The intravenous drug Kengreal can be used in adults undergoing percutaneous coronary interventions, which are performed to open a blocked or narrowed coronary artery.
“The approval of Kengreal provides a new option for PCI,” Dr. Clive Meanwell, chairman and CEO of the Medicines Co., said in a statement. “This novel drug will potentially decrease thrombotic risk in the acute-care setting.”
The FDA rejected the drug over the span of a decade, citing the failure of two clinical trials to prove efficacy for the indications the drugmaker was seeking.
In April, an FDA advisory panel voted 9-2 to recommend approval once the Medicines Co. narrowed the drug's indication for use as an adjunct therapy for patients undergoing PCI, which the Centers for Disease Control and Prevention estimates are performed on about 500,000 Americans a year.
“For patients undergoing percutaneous coronary intervention, blood clotting can cause serious problems,” Dr. Norman Stockbridge, director of the Division of Cardiovascular and Renal Drugs in the FDA's Center for Drug Evaluation and Research, said in a statement.
Results from a clinical trial comparing Kengreal to Plavix in more than 10,000 patients showed Kengreal reduced occurrence of heart attack and stent thrombosis over the Bristol-Meyers Squibb drug. The trial found that the chances for serious bleeding was low in both drugs, but was elevated in Kengreal.

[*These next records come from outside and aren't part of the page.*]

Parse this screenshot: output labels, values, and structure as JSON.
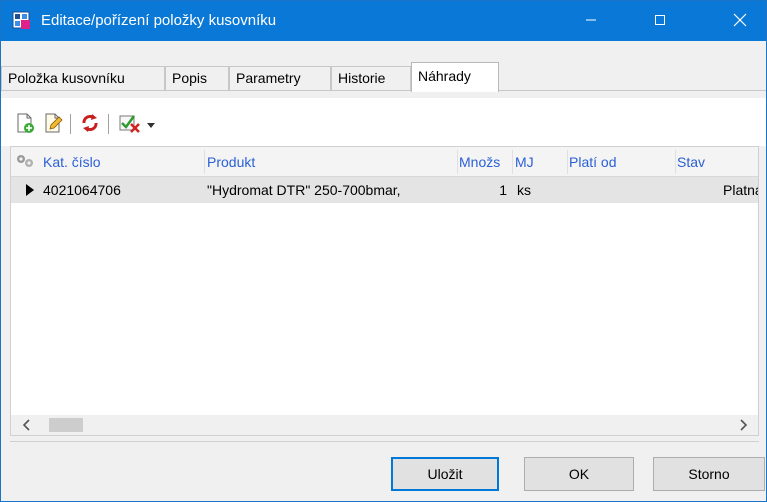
{
  "window": {
    "title": "Editace/pořízení položky kusovníku"
  },
  "tabs": [
    {
      "label": "Položka kusovníku"
    },
    {
      "label": "Popis"
    },
    {
      "label": "Parametry"
    },
    {
      "label": "Historie"
    },
    {
      "label": "Náhrady"
    }
  ],
  "active_tab": "Náhrady",
  "toolbar": {
    "icons": [
      "new-record-icon",
      "edit-record-icon",
      "refresh-icon",
      "actions-icon",
      "dropdown-arrow-icon"
    ]
  },
  "grid": {
    "columns": [
      {
        "label": "Kat. číslo"
      },
      {
        "label": "Produkt"
      },
      {
        "label": "Množs"
      },
      {
        "label": "MJ"
      },
      {
        "label": "Platí od"
      },
      {
        "label": "Stav"
      }
    ],
    "rows": [
      {
        "kat_cislo": "4021064706",
        "produkt": "\"Hydromat DTR\" 250-700bmar,",
        "mnozstvi": "1",
        "mj": "ks",
        "plati_od": "",
        "stav": "Platná"
      }
    ]
  },
  "buttons": {
    "save": "Uložit",
    "ok": "OK",
    "cancel": "Storno"
  },
  "colors": {
    "titlebar": "#0a78d6",
    "header_text": "#2a5fd6",
    "selected_row": "#e4e4e4"
  }
}
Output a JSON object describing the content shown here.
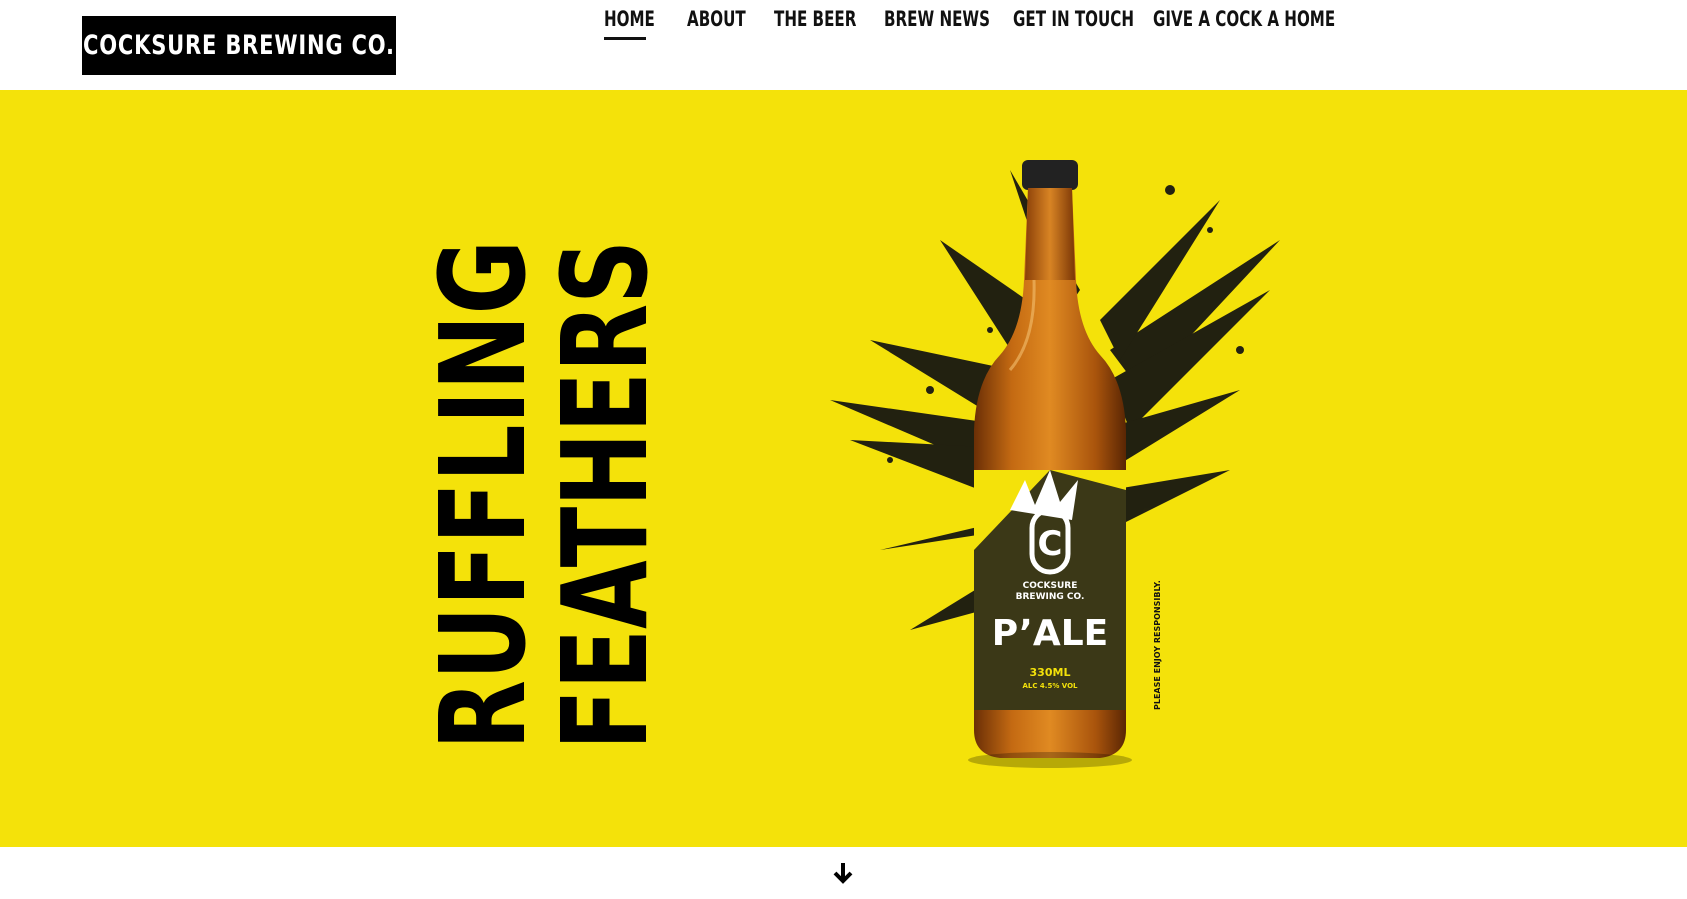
{
  "brand": {
    "logo_text": "COCKSURE BREWING CO.",
    "colors": {
      "yellow": "#f4e20a",
      "black": "#000000",
      "white": "#ffffff"
    }
  },
  "nav": {
    "items": [
      {
        "label": "HOME",
        "active": true
      },
      {
        "label": "ABOUT",
        "active": false
      },
      {
        "label": "THE BEER",
        "active": false
      },
      {
        "label": "BREW NEWS",
        "active": false
      },
      {
        "label": "GET IN TOUCH",
        "active": false
      },
      {
        "label": "GIVE A COCK A HOME",
        "active": false
      }
    ]
  },
  "hero": {
    "headline_line1": "RUFFLING",
    "headline_line2": "FEATHERS",
    "bottle_label": {
      "brand_line1": "COCKSURE",
      "brand_line2": "BREWING CO.",
      "monogram": "C",
      "product_name": "P’ALE",
      "volume": "330ML",
      "abv": "ALC 4.5% VOL",
      "side_text": "PLEASE ENJOY RESPONSIBLY."
    }
  },
  "scroll": {
    "icon": "arrow-down-icon"
  }
}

According to the FDA, approximately one in every 170 Kengreal patients had a serious bleed versus approximately one in every 275 patients taking Plavix.
In a statement, the Medicines Co. said it expects Kengreal to be available in the U.S. by July.